Web page and app entries ->
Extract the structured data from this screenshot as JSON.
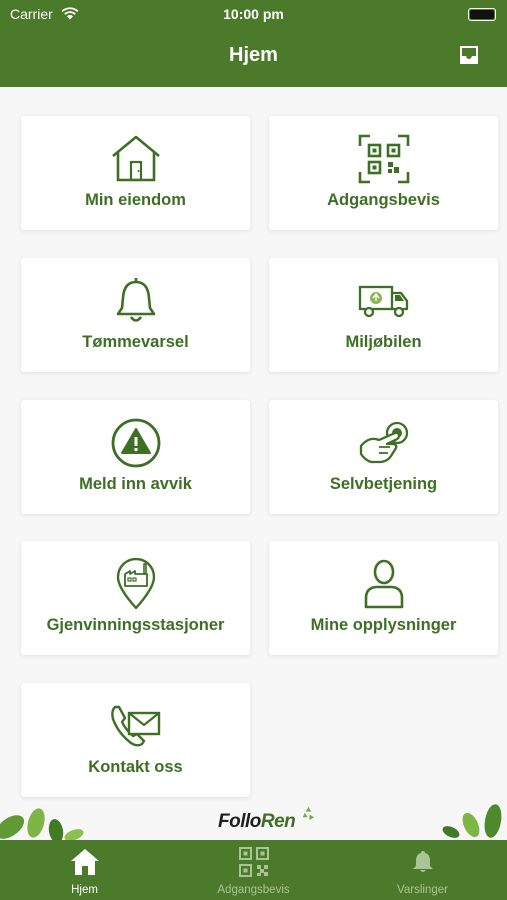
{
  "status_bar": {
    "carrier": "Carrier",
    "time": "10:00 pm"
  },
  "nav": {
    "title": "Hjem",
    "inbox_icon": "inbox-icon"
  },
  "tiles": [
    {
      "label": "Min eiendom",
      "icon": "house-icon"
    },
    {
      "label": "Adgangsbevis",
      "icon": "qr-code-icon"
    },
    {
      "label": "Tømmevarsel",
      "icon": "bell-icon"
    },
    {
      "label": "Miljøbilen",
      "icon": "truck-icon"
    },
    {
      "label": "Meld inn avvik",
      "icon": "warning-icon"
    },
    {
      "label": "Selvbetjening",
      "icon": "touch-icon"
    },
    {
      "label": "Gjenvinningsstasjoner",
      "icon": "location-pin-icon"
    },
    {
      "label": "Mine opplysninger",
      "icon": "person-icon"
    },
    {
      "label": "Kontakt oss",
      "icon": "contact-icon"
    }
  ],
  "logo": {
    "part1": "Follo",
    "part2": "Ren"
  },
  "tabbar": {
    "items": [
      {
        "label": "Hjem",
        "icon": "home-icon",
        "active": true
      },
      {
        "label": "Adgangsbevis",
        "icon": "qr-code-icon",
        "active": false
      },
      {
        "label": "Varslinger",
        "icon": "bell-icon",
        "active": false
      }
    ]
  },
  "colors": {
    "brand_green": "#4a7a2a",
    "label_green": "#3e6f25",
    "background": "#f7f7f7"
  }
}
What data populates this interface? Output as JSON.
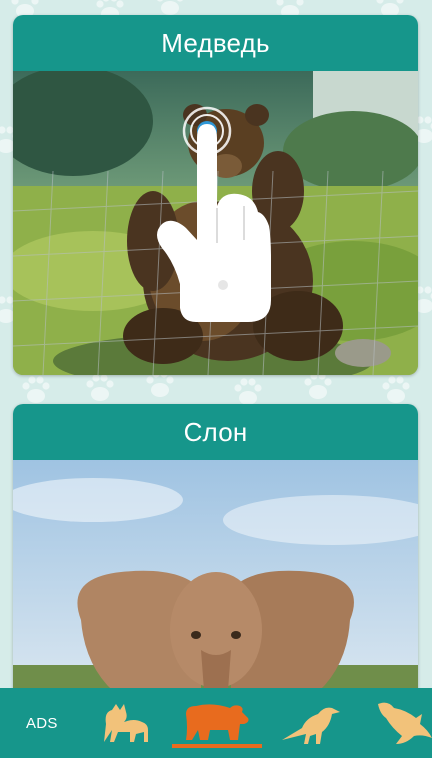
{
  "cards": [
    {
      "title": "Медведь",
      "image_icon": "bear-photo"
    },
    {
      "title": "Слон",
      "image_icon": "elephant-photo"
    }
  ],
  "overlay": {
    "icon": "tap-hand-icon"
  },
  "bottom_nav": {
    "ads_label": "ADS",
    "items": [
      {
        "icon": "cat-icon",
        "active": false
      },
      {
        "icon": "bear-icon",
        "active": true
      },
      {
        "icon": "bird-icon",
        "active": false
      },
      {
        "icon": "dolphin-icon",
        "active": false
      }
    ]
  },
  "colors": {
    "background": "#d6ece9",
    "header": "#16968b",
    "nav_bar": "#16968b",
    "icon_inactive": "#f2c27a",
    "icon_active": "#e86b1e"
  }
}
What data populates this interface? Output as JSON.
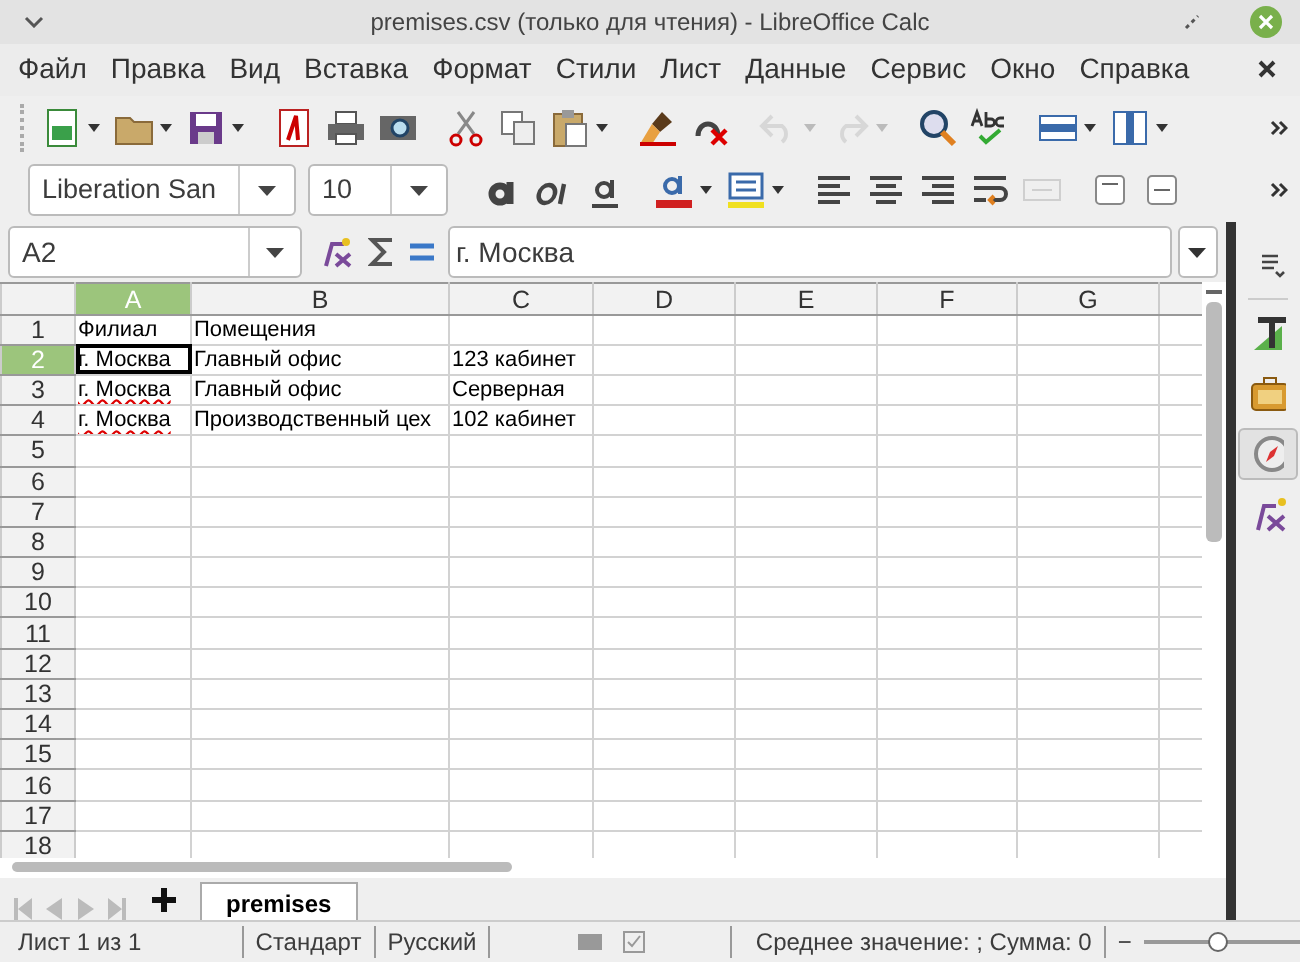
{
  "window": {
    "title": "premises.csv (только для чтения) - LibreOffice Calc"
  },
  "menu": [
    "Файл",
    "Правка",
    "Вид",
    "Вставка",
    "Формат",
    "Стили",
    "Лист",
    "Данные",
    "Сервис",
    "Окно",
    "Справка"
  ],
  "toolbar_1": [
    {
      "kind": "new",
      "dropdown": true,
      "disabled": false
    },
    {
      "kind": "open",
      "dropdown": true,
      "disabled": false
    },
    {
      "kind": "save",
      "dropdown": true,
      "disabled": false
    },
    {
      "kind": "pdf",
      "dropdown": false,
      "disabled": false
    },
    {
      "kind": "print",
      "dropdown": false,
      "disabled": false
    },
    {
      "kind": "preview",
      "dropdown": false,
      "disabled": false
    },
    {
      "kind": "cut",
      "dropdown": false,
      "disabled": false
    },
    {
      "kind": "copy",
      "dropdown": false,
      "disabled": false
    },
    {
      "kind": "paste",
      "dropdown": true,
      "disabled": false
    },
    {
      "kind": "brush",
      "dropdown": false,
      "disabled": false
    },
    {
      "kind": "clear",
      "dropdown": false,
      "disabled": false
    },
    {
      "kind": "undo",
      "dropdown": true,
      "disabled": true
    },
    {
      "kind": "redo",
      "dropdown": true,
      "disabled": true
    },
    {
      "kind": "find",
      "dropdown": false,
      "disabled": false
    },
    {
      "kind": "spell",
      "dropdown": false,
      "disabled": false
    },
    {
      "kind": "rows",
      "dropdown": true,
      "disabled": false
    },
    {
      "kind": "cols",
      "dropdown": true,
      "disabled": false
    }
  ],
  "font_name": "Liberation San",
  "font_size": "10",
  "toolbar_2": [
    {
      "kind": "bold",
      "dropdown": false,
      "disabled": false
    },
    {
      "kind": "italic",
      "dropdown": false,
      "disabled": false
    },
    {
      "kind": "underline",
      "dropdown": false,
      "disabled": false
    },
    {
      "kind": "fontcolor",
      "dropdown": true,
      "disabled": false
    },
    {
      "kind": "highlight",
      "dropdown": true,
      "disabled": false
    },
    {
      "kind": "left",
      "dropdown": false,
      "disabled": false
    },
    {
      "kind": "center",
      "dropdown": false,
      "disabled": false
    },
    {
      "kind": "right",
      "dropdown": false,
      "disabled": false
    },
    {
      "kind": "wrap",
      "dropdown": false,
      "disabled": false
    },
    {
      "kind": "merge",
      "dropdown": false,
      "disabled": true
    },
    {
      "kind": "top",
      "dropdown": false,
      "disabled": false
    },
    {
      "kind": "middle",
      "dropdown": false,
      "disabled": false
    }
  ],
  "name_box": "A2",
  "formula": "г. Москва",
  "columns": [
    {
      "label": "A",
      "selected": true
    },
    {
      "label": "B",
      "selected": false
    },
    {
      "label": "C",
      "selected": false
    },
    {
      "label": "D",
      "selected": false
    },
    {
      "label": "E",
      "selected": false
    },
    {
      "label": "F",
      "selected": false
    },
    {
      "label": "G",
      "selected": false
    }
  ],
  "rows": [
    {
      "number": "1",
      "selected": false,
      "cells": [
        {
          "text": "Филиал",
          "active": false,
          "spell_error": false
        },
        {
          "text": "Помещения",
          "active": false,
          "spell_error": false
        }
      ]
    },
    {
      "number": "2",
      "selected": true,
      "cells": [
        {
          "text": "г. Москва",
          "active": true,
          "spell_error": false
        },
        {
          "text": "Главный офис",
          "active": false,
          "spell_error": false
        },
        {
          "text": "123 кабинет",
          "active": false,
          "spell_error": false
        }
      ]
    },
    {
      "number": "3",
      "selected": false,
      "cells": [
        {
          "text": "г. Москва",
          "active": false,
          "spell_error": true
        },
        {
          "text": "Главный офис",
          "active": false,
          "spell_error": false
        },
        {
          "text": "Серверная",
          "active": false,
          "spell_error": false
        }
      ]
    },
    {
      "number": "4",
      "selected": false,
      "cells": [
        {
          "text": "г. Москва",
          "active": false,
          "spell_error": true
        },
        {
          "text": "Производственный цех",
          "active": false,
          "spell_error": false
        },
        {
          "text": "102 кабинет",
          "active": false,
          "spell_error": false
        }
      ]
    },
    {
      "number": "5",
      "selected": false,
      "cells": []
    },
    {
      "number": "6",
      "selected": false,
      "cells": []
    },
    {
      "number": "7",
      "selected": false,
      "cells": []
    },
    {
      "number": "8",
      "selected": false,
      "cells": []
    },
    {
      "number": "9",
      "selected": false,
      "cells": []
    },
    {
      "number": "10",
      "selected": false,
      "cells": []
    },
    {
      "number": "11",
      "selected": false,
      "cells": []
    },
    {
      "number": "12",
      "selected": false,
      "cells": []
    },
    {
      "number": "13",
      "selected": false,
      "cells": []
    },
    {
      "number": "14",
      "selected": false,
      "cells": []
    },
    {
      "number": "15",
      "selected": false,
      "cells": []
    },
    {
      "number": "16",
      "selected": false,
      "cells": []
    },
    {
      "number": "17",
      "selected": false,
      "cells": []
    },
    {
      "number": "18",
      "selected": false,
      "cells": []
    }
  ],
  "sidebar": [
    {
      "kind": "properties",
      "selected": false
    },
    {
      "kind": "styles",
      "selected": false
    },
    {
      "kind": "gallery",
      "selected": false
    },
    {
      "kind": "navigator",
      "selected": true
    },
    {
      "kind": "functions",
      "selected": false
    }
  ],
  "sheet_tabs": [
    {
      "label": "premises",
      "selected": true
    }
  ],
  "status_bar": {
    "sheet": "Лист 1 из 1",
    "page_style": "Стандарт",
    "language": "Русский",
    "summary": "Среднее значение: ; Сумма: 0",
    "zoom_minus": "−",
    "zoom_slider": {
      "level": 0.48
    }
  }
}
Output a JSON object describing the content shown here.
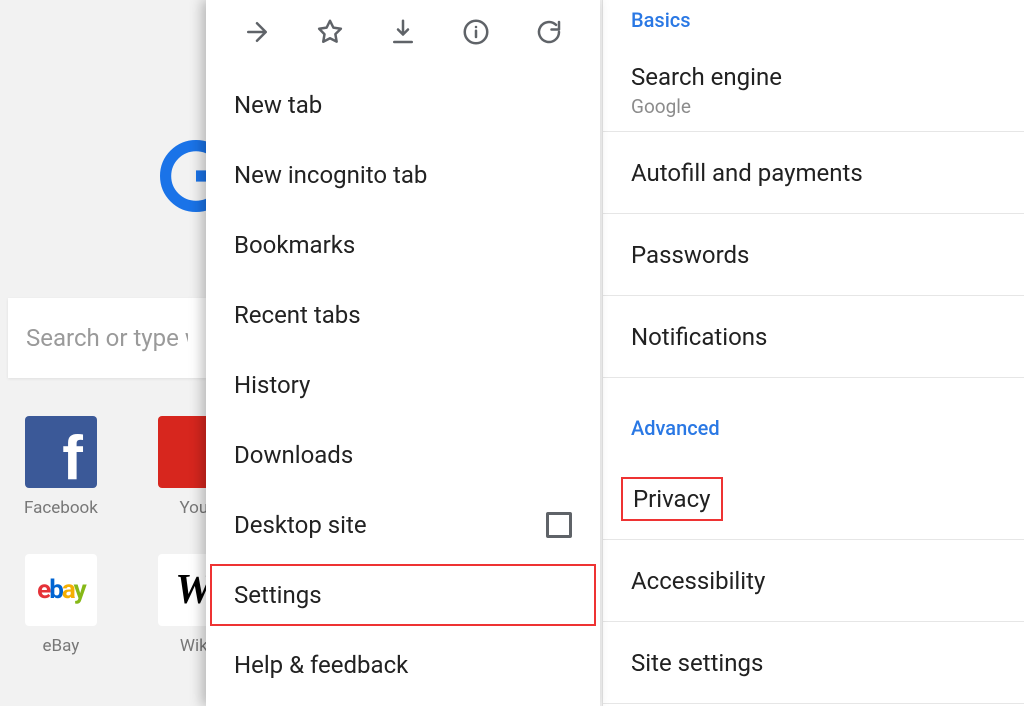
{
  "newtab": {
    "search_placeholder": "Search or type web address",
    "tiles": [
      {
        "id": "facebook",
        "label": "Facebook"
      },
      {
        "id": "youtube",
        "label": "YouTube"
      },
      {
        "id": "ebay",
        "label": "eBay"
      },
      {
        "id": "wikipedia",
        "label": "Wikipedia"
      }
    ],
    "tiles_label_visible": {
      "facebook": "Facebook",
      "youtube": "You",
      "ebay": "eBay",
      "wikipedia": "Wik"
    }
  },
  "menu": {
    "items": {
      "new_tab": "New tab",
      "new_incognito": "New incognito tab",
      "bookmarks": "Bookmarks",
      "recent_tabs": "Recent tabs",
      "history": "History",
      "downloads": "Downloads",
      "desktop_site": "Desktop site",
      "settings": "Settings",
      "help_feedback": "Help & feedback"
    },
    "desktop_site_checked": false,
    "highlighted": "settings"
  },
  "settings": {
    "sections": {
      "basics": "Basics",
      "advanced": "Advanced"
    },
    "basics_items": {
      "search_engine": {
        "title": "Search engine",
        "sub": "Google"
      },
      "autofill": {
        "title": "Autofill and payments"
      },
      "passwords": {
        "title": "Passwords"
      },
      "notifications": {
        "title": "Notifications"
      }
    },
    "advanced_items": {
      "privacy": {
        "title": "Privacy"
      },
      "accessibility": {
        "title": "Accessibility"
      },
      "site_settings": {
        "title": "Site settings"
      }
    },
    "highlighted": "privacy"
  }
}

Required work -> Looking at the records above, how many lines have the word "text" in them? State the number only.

The answer -> 11